Moving forward, we find dubstep monster Burial uncovered and charting many Album Of The Year lists with both his self-titled 2006 debut and its 2007 successor Untrue. Both releases redefined perceptions, inciting initial speculation of the artist’s true identity. Burial’s important for this walk we’ve had. His debut has a revolutionary sound. It isn’t distinctly ambient, but it has ambience, and it isn’t the builder of a new genre, but it is milestone. Like SAW, its compositions have downbeat moments of intentional hiss and crackle that rise, not entirely part of the music, with an alien onus, building beneath the kick drums a significant emotional element. Elsewhere on both Burial albums are other inhuman sounds: endless rain, manipulated voices, things you would expect to hear during a near death experience. However, it’s the intent, the instant transport that links Burial and Untrue to SAW and other albums whose purpose was never first to chart or shake asses but to take on some level of introspection.

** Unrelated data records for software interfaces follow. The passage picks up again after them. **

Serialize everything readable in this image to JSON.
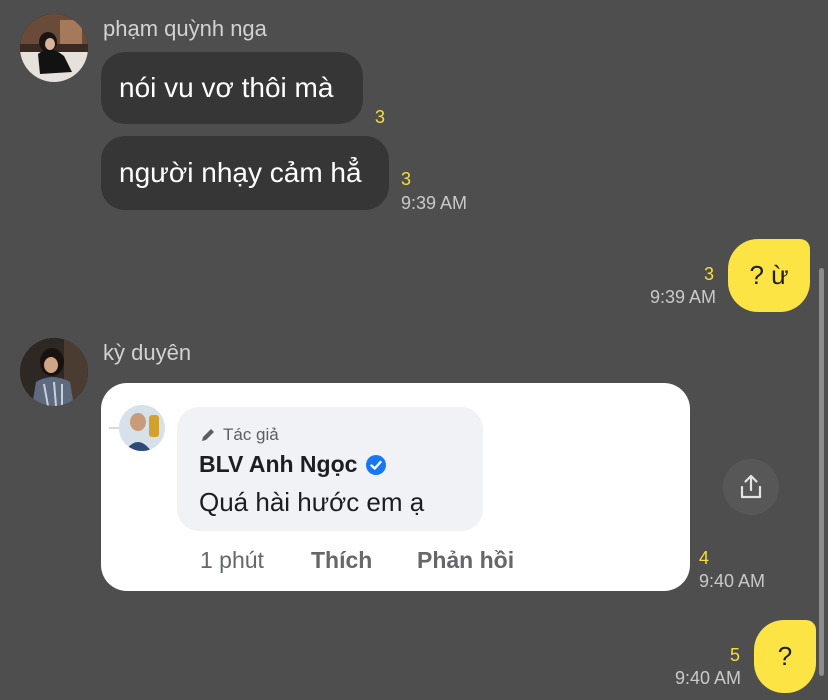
{
  "colors": {
    "background": "#4e4e4e",
    "incoming_bubble": "#363636",
    "outgoing_bubble": "#fbe443",
    "unread_count": "#f6df3a",
    "verified_badge": "#1877f2"
  },
  "messages": [
    {
      "sender": "phạm quỳnh nga",
      "avatar_icon": "profile-photo",
      "bubbles": [
        {
          "text": "nói vu vơ thôi mà",
          "unread": "3"
        },
        {
          "text": "người nhạy cảm hẳ",
          "unread": "3",
          "time": "9:39 AM"
        }
      ]
    },
    {
      "outgoing": true,
      "text": "? ừ",
      "unread": "3",
      "time": "9:39 AM"
    },
    {
      "sender": "kỳ duyên",
      "avatar_icon": "profile-photo",
      "shared_image": {
        "role_icon": "pencil-icon",
        "role": "Tác giả",
        "name": "BLV Anh Ngọc",
        "badge_icon": "verified-badge-icon",
        "comment": "Quá hài hước em ạ",
        "actions": [
          "1 phút",
          "Thích",
          "Phản hồi"
        ]
      },
      "unread": "4",
      "time": "9:40 AM",
      "share_icon": "share-icon"
    },
    {
      "outgoing": true,
      "text": "?",
      "unread": "5",
      "time": "9:40 AM"
    }
  ]
}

So if SAW was a youthful endeavor, introducing us to ambience and Status Negatives arose as a moment of angst after big beat, after a collision with the world, an overstated emergence from the underground, then Burial was that first step outside that first apartment in the big city. After sometime unchecked by authority came existential dread, here in the form of Consequence’s Live For Never. An album as spacious as all that are mentioned here, Live For Never was released in late 2009 and put some of Burial’s mood into drum & bass. Live For Never is a dark decedent of this odd path I’ve drawn, an opposite of what was released in the first half of the ‘90s, when drum & bass was still mostly jungle. It’s close to Photek’s early work around the time that the π soundtrack was released. The artist’s bass steppers play under thin, sometimes single-note pads emotive enough to pass for excerpts from SAW II.

As this line progresses, it comes clear that there’s something smart in this music. It’s tangential and through the links we follow, from a genre’s beginning to its inevitable mutation, there’s always something telling to be heard, to be learned. The half-lauded emergence of drag and witch-house is just this. Though no artists have truly broken ground within the sub-genre, some have shown its beginning in hip-hop and ‘80s 4AD records, and one, likely, will release something memorable before the genre dies out.

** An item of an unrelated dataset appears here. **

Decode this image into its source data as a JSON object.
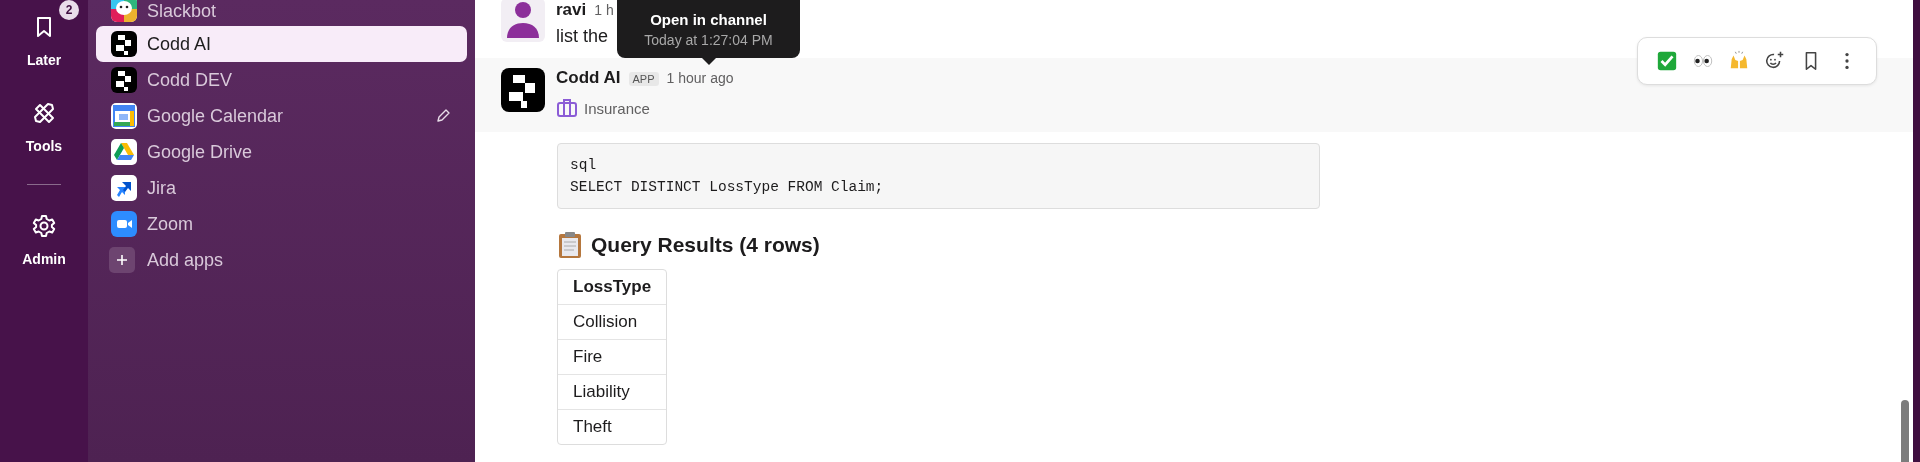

From glitch, we were given Oval and Matmos. Now we have Flying Lotus and Fennesz. Hell, try and count all of the software plug-ins that seek to emulate the Amen-mashery that glitch and IDM artists invented. The whole of contemporary electronic music, excluding all of those originators you don’t think of and I can’t list entirely: Paul Lansky; Wendy Carlos; Herbie Hancock; Frankie Knuckles; 808 State; ad nauseam, can be traced this way, vaguely and through little links that appear in the mind of someone who has a mind like a library, a DJ, or an obsessive compulsive like myself.

The path I’ve presented here is not necessarily the most correct, it’s more a line I’ve drawn in my head, and there are many trees to be thought up and drawn. There are plenty of artists I could have included but the point is that we all have our own subjective moments in music listening when single qualities stand out and stick. Hearing Selected Ambient Works the first time, it was a wonder to think that people bought an album that sounded so echoey and noisy, especially in the early days of the compact disc.

The subsequent things I’ve listed stray far from SAW but retain, for me, a similarly spacious aesthetic. These small pieces are things we tend to look for afterward, even in other forms. They are stamps on our worlds, emotive elements that seem applicable to experiences no matter how removed. So my life with the tape hiss cult continues.

Jason Cook is a writer from Cleveland, Ohio. After a slew of existential crises, he adventured throughout New England and became a Master of Fine Arts in fiction. He's now reviewing music for PopMatters, The Quietus, and Resident Advisor, and writing/editing Call of Cthulhu books for Chaosium.


Published at: http://www.popmatters.com/pm/column/133638-my-life-with-the-tape-hiss-cult/